====== DATA UNDER STUDY
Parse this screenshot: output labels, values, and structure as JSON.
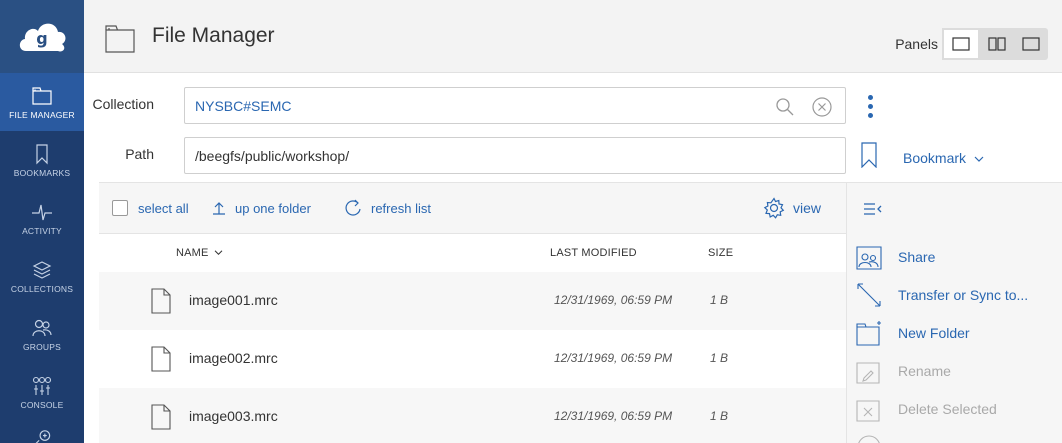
{
  "header": {
    "title": "File Manager",
    "panels_label": "Panels"
  },
  "sidebar": {
    "items": [
      {
        "label": "FILE MANAGER",
        "icon": "folder-icon",
        "active": true
      },
      {
        "label": "BOOKMARKS",
        "icon": "bookmark-icon"
      },
      {
        "label": "ACTIVITY",
        "icon": "activity-icon"
      },
      {
        "label": "COLLECTIONS",
        "icon": "collections-icon"
      },
      {
        "label": "GROUPS",
        "icon": "groups-icon"
      },
      {
        "label": "CONSOLE",
        "icon": "console-icon"
      }
    ]
  },
  "form": {
    "collection_label": "Collection",
    "collection_value": "NYSBC#SEMC",
    "path_label": "Path",
    "path_value": "/beegfs/public/workshop/",
    "bookmark_label": "Bookmark"
  },
  "toolbar": {
    "select_all": "select all",
    "up_one_folder": "up one folder",
    "refresh_list": "refresh list",
    "view": "view"
  },
  "columns": {
    "name": "NAME",
    "modified": "LAST MODIFIED",
    "size": "SIZE"
  },
  "files": [
    {
      "name": "image001.mrc",
      "modified": "12/31/1969, 06:59 PM",
      "size": "1 B"
    },
    {
      "name": "image002.mrc",
      "modified": "12/31/1969, 06:59 PM",
      "size": "1 B"
    },
    {
      "name": "image003.mrc",
      "modified": "12/31/1969, 06:59 PM",
      "size": "1 B"
    }
  ],
  "actions": {
    "share": "Share",
    "transfer": "Transfer or Sync to...",
    "new_folder": "New Folder",
    "rename": "Rename",
    "delete": "Delete Selected"
  },
  "colors": {
    "sidebar_bg": "#1e3d6e",
    "sidebar_active": "#2a5aa0",
    "accent": "#2a67b1",
    "disabled": "#a9a9a9"
  }
}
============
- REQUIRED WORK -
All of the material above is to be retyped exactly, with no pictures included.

- ANSWER SECTION -
Parse this screenshot: output labels, values, and structure as JSON.
{
  "header": {
    "title": "File Manager",
    "panels_label": "Panels"
  },
  "sidebar": {
    "items": [
      {
        "label": "FILE MANAGER",
        "icon": "folder-icon",
        "active": true
      },
      {
        "label": "BOOKMARKS",
        "icon": "bookmark-icon"
      },
      {
        "label": "ACTIVITY",
        "icon": "activity-icon"
      },
      {
        "label": "COLLECTIONS",
        "icon": "collections-icon"
      },
      {
        "label": "GROUPS",
        "icon": "groups-icon"
      },
      {
        "label": "CONSOLE",
        "icon": "console-icon"
      }
    ]
  },
  "form": {
    "collection_label": "Collection",
    "collection_value": "NYSBC#SEMC",
    "path_label": "Path",
    "path_value": "/beegfs/public/workshop/",
    "bookmark_label": "Bookmark"
  },
  "toolbar": {
    "select_all": "select all",
    "up_one_folder": "up one folder",
    "refresh_list": "refresh list",
    "view": "view"
  },
  "columns": {
    "name": "NAME",
    "modified": "LAST MODIFIED",
    "size": "SIZE"
  },
  "files": [
    {
      "name": "image001.mrc",
      "modified": "12/31/1969, 06:59 PM",
      "size": "1 B"
    },
    {
      "name": "image002.mrc",
      "modified": "12/31/1969, 06:59 PM",
      "size": "1 B"
    },
    {
      "name": "image003.mrc",
      "modified": "12/31/1969, 06:59 PM",
      "size": "1 B"
    }
  ],
  "actions": {
    "share": "Share",
    "transfer": "Transfer or Sync to...",
    "new_folder": "New Folder",
    "rename": "Rename",
    "delete": "Delete Selected"
  },
  "colors": {
    "sidebar_bg": "#1e3d6e",
    "sidebar_active": "#2a5aa0",
    "accent": "#2a67b1",
    "disabled": "#a9a9a9"
  }
}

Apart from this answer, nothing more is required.